Whenever possible, choose to install a weir before the tank is filled with water. If not, chances are that it will regretted. TRUST ME!

Avoiding Wet Floor

It is worth noting that when the return pump is turned off, it will form a siphon and water will backflow through the return line, through the pump, and back into the sump. This will continue until water drops to such a level that air is drawn into the return line and the siphon is broken.

Care must be taken to ensure that the capacity of the sump is such that it will cope with the volume of water that backflows until the siphon is broken. For this reason, sump return pipes are normally placed near the top of the display tank to minimize the amount of backflow before the siphon is broken, and so that a backflow siphon does not totally empty the display tank in the event of a power outage. Alternatively, a series of small siphon break holes may be drilled into the side walls of the return pipe just below the water surface level in the display tank to enable air to be drawn into the pipe as soon as the water level drops by a small amount.

Setting Sump Water Level

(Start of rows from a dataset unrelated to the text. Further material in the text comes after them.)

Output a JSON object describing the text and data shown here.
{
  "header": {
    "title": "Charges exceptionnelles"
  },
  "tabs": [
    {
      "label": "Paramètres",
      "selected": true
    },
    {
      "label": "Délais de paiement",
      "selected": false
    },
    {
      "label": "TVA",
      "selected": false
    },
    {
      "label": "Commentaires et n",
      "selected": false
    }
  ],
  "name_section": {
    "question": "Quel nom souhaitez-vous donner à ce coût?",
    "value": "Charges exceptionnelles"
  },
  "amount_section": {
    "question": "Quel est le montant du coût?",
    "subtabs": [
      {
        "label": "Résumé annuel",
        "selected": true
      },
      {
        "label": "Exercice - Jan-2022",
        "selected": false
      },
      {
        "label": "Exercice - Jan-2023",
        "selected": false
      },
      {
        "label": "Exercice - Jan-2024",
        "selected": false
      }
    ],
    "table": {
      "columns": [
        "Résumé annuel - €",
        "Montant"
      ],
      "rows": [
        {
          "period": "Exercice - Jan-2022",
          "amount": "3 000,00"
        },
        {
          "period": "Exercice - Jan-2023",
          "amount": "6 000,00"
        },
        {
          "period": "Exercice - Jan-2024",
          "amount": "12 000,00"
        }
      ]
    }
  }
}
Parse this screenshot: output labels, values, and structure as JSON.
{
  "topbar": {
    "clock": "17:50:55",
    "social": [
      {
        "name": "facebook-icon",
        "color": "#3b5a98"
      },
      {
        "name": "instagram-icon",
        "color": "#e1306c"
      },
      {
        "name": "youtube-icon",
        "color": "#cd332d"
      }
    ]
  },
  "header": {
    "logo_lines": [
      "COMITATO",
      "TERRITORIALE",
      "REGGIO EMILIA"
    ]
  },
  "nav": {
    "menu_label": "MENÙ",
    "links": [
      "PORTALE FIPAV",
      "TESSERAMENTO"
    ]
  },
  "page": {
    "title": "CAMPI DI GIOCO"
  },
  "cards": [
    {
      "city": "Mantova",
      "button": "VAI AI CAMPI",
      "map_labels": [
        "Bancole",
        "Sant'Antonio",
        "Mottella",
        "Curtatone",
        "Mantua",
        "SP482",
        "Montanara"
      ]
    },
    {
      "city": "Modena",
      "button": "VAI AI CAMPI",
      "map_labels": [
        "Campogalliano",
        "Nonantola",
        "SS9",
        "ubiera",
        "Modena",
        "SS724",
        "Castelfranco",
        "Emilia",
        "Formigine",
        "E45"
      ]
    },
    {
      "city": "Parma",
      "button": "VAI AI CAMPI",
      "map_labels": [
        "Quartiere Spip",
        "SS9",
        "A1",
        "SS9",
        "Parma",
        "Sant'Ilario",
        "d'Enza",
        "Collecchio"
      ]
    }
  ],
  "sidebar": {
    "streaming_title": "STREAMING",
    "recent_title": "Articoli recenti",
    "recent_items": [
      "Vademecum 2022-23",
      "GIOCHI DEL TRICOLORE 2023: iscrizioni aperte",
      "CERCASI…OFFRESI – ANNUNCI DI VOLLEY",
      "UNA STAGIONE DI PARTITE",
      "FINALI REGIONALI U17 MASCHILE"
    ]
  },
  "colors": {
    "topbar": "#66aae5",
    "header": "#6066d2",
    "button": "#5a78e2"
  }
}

  1. punch a 3mm hole in your return line about 10-20mm higher than your weir
  2. fill display tank with water to top of weir so it just starts to trickle over.
  3. fill weir to level it will drain to when pump cuts out i.e. height of lower of standpipe or siphon
  4. fill sump with water to within 50mm of top rim
  5. mark outside of glass at this 50mm level with a waterproof pen
  6. switch on return pump
  7. wait 2 minutes
  8. mark this sump 'running' level with a waterproof pen
  9. that's it, you are done.

If super cautious (aka paranoid), use the following steps instead:

  1. punch a 3mm hole in your return line about 10-20mm higher than your weir
  2. fill display tank with water to top of weir so it just starts to trickle over
  3. fill weir to level it will drain to when return pump cuts out i.e. height of lower of standpipe or siphon
  4. fill sump with water to within 120mm of top rim
  5. switch on return pump
  6. wait 2 minutes
  7. switch off return pump
  8. wait 30 minutes
  9. top off sump with water to within 50mm off top rim
  10. mark this 50mm high water level with a waterproof pen
  11. switch on return pump
  12. wait 2 minutes
  13. mark outside of glass at this 'running' level with a waterproof pen

Required Hole Sizes

Here are the fitting size followed by the approximate minimum hole sizes required for typical bulkhead fittings:

  • 25mm = 36mm
  • 32mm = 45mm
  • 38mm = 51mm
  • 50mm = 63mm

Plans

Photographs

Resources